  13. Grose, P.: Continuing the Inquiry: The Council on Foreign Relations from 1921 to 1996 Archived 2012-03-17 at the Wayback Machine. New York: Council on Foreign Relations: 1996, reprinted 2006. ISBN 0-87609-192-3. URL retrieved 2011-01-11.
  14. Coolidge, H.J.; Lord, R.H.: Archibald Cary Coolidge: life and letters, p. 328.
  15. "Scholar and Diplomatist". The Philadelphia Inquirer. 17 Jan 1928. p. 12. Retrieved 21 April 2018.<templatestyles src="Module:Citation/CS1/styles.css"></templatestyles>
  16. Coolidge, Archibald Cary (1908). The United States as a World Power. New York: The MacMillan Company.<templatestyles src="Module:Citation/CS1/styles.css"></templatestyles>
  17. Batalova, Jie Zong, Jeanne Batalova Jie Zong and Jeanne (2017-09-27). "Chinese Immigrants in the United States". migrationpolicy.org. Retrieved 2019-04-22.<templatestyles src="Module:Citation/CS1/styles.css"></templatestyles>
  18. "Spanish-American War | Causes, Facts, Battles, & Results". Encyclopedia Britannica. Retrieved 2019-04-22.<templatestyles src="Module:Citation/CS1/styles.css"></templatestyles>
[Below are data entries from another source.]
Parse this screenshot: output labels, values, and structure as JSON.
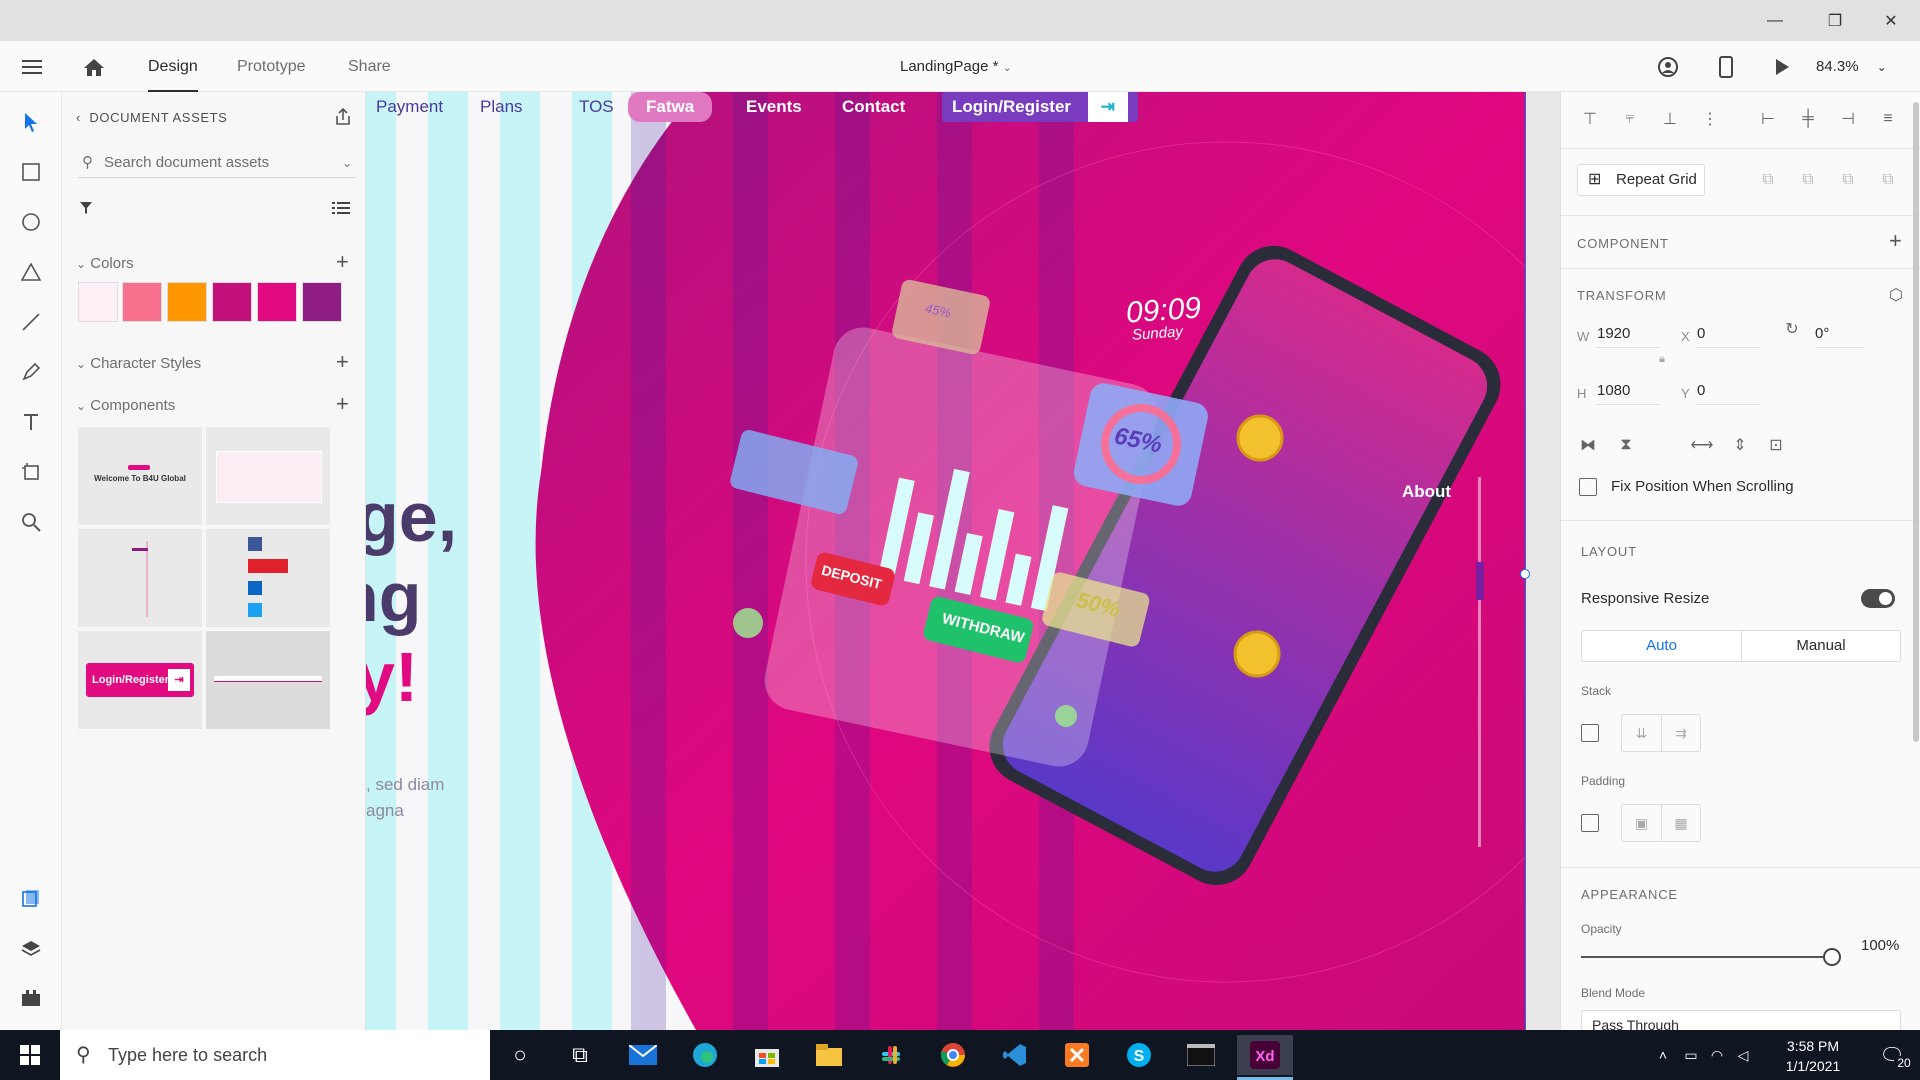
{
  "header": {
    "tabs": [
      "Design",
      "Prototype",
      "Share"
    ],
    "doc_title": "LandingPage *",
    "zoom": "84.3%"
  },
  "assets": {
    "title": "DOCUMENT ASSETS",
    "search_placeholder": "Search document assets",
    "colors_label": "Colors",
    "char_styles_label": "Character Styles",
    "components_label": "Components",
    "swatches": [
      "#fdf0f6",
      "#f7708d",
      "#ff9700",
      "#c3117b",
      "#e20a80",
      "#8f1c83"
    ],
    "component_texts": {
      "welcome": "Welcome To B4U Global",
      "login": "Login/Register"
    }
  },
  "canvas": {
    "nav": [
      "Payment",
      "Plans",
      "TOS",
      "Fatwa",
      "Events",
      "Contact",
      "Login/Register"
    ],
    "hero_lines": [
      "ge,",
      "ng",
      "y!"
    ],
    "hero_sub": [
      ", sed diam",
      "agna"
    ],
    "phone_time": "09:09",
    "phone_day": "Sunday",
    "card_65": "65%",
    "card_45": "45%",
    "card_50": "50%",
    "deposit": "DEPOSIT",
    "withdraw": "WITHDRAW",
    "about": "About"
  },
  "props": {
    "repeat_grid": "Repeat Grid",
    "component": "COMPONENT",
    "transform": "TRANSFORM",
    "w_label": "W",
    "w": "1920",
    "h_label": "H",
    "h": "1080",
    "x_label": "X",
    "x": "0",
    "y_label": "Y",
    "y": "0",
    "rotation": "0°",
    "fix_position": "Fix Position When Scrolling",
    "layout": "LAYOUT",
    "responsive_resize": "Responsive Resize",
    "auto": "Auto",
    "manual": "Manual",
    "stack": "Stack",
    "padding": "Padding",
    "appearance": "APPEARANCE",
    "opacity": "Opacity",
    "opacity_val": "100%",
    "blend_mode": "Blend Mode",
    "blend_value": "Pass Through"
  },
  "taskbar": {
    "search": "Type here to search",
    "time": "3:58 PM",
    "date": "1/1/2021",
    "notif": "20"
  }
}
  19. Morgan, Howard Wayne (1965). America's Road to Empire. New York: John Wiley and Sons. pp. 66–67.<templatestyles src="Module:Citation/CS1/styles.css"></templatestyles>
  20. 20.0 20.1 kanopiadmin (2006-12-04). "The Anti-Imperialist League and the Battle Against Empire". Mises Institute. Retrieved 2019-04-22.<templatestyles src="Module:Citation/CS1/styles.css"></templatestyles>
  21. "Philippine-American War | Filipino history". Encyclopedia Britannica. Retrieved 2019-04-22.<templatestyles src="Module:Citation/CS1/styles.css"></templatestyles>
  22. Zimmerman, Warren (1998). "Jingoes, Goo-Goos, and the Rise of America's Empire". The Wilson Quarterly. 22 (2): 46–52. JSTOR 40259739.<templatestyles src="Module:Citation/CS1/styles.css"></templatestyles>

External links